Almost 3,000 men in Forth Valley, representing 83% of those invited, have taken up the offer of a male-only scan which could help save their life. The abdominal aortic aneurism (AAA) screening programme, which began a year ago, has resulted in five men being referred for vascular surgery and 39 undergoing regular monitoring.

Since October 2013, men aged 65 across Forth Valley have been invited to weekly screening sessions in community hospitals in Falkirk, Stirling and Clackmannanshire as part of a rolling programme across the area.

Over the last year 1,555 men from Falkirk, 965 men attended from Stirling and 369 from Clackmannanshire attended for AAA screening. The vast majority of scans results were normal however the programme identified 39 men who have been invited back for more regular monitoring (six on a three monthly basis and 33 on a yearly basis). Larger aneurisms were identified in five men who were referred for surgery.

The uptake rate of 83% has been described as extremely encouraging by Sandra Robertson, NHS Forth Valley’s Radiology Department Manager. She explained: “The response in Forth Valley has been really good over the last year however we want to make sure this continues which is why we are encouraging all men who receive an invite over the next year to make sure they attend their local hospital for screening.

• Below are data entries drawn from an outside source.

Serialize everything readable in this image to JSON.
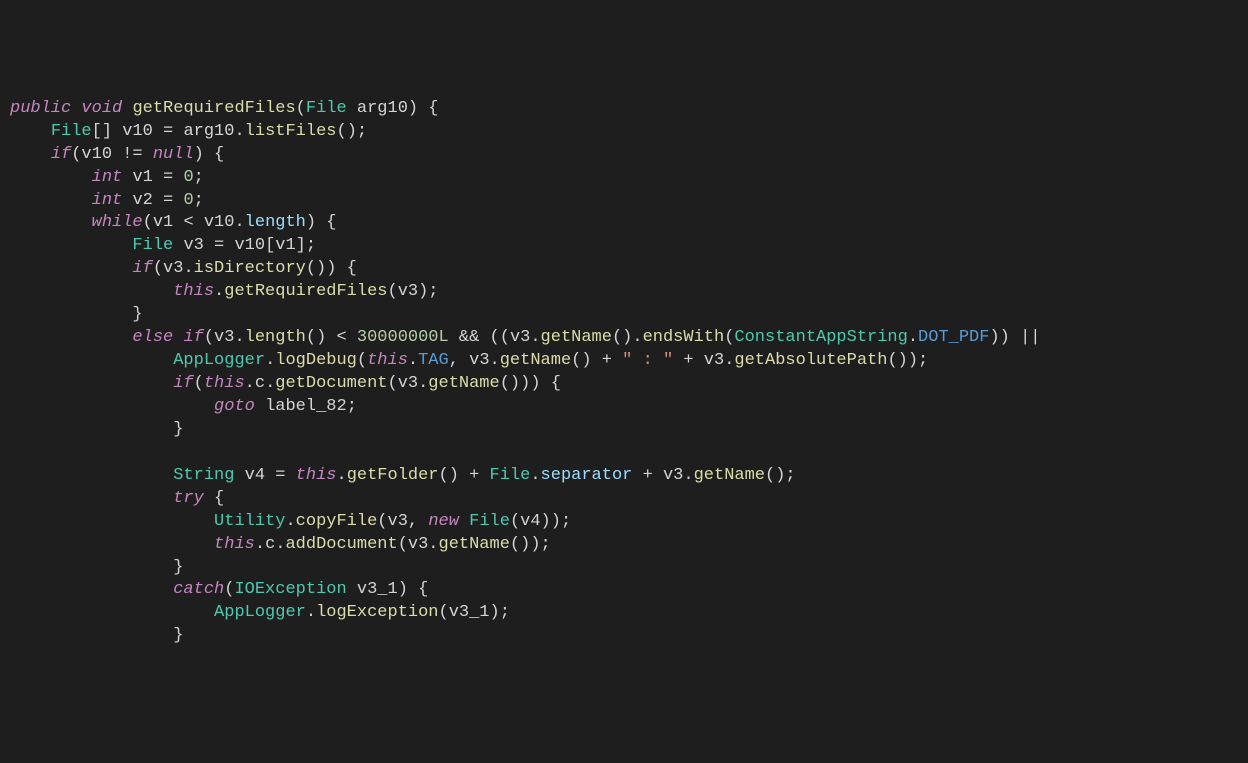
{
  "code": {
    "l1": {
      "kw1": "public",
      "kw2": "void",
      "fn": "getRequiredFiles",
      "type": "File",
      "param": "arg10"
    },
    "l2": {
      "type": "File",
      "arr": "[]",
      "var": "v10",
      "assign": "arg10",
      "method": "listFiles"
    },
    "l3": {
      "kw": "if",
      "var": "v10",
      "op": "!=",
      "val": "null"
    },
    "l4": {
      "kw": "int",
      "var": "v1",
      "val": "0"
    },
    "l5": {
      "kw": "int",
      "var": "v2",
      "val": "0"
    },
    "l6": {
      "kw": "while",
      "var": "v1",
      "op": "<",
      "obj": "v10",
      "prop": "length"
    },
    "l7": {
      "type": "File",
      "var": "v3",
      "obj": "v10",
      "idx": "v1"
    },
    "l8": {
      "kw": "if",
      "obj": "v3",
      "method": "isDirectory"
    },
    "l9": {
      "kw": "this",
      "method": "getRequiredFiles",
      "arg": "v3"
    },
    "l10": {},
    "l11": {
      "kw1": "else",
      "kw2": "if",
      "obj": "v3",
      "m1": "length",
      "op": "<",
      "num": "30000000L",
      "obj2": "v3",
      "m2": "getName",
      "m3": "endsWith",
      "cls": "ConstantAppString",
      "prop": "DOT_PDF",
      "or": "||"
    },
    "l12": {
      "cls": "AppLogger",
      "m1": "logDebug",
      "kw": "this",
      "prop": "TAG",
      "obj": "v3",
      "m2": "getName",
      "str": "\" : \"",
      "obj2": "v3",
      "m3": "getAbsolutePath"
    },
    "l13": {
      "kw": "if",
      "kw2": "this",
      "prop": "c",
      "m1": "getDocument",
      "obj": "v3",
      "m2": "getName"
    },
    "l14": {
      "kw": "goto",
      "label": "label_82"
    },
    "l15": {},
    "l16": {},
    "l17": {
      "type": "String",
      "var": "v4",
      "kw": "this",
      "m1": "getFolder",
      "cls": "File",
      "prop": "separator",
      "obj": "v3",
      "m2": "getName"
    },
    "l18": {
      "kw": "try"
    },
    "l19": {
      "cls": "Utility",
      "m1": "copyFile",
      "arg1": "v3",
      "kw": "new",
      "cls2": "File",
      "arg2": "v4"
    },
    "l20": {
      "kw": "this",
      "prop": "c",
      "m1": "addDocument",
      "obj": "v3",
      "m2": "getName"
    },
    "l21": {},
    "l22": {
      "kw": "catch",
      "type": "IOException",
      "var": "v3_1"
    },
    "l23": {
      "cls": "AppLogger",
      "m1": "logException",
      "arg": "v3_1"
    },
    "l24": {}
  }
}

This screening test is simple, quick and pain-free. It is carried out using an ultrasound scan and the results are available instantly.”

An Abdominal Aortic Aneurysm forms when the aorta, the main artery that supplies blood to the body from the heart, becomes weak and balloons out. As the wall of the aorta stretches, it becomes weaker, and could rupture. If the aneurysm does rupture, it can cause life-threatening internal bleeding which, in 8 out of 10 cases, can prove fatal.

It is estimated that about one in 20 men in Scotland have an Abdominal Aortic Aneurysm, however most are unaware that they have the condition as many only experience pain when the aneurysm ruptures.

Small or medium aneurysms rarely cause trouble, however, it is still important to identify them so that they can be monitored in case they grow bigger. Anyone found to have a large aneurysm is normally referred for surgical treatment. Younger men are not considered to be at risk of an aneurysm so they are not included in the national screening programme. Men aged over 65 who have never been for AAA screening can refer themselves for a screening appointment by contacting NHS inform on 0800 22 44 88.

Around 95% of men are expected to have a normal scan and will exit the screening programme. This is because the chance of a normal aorta developing an aneurysm is extremely rare.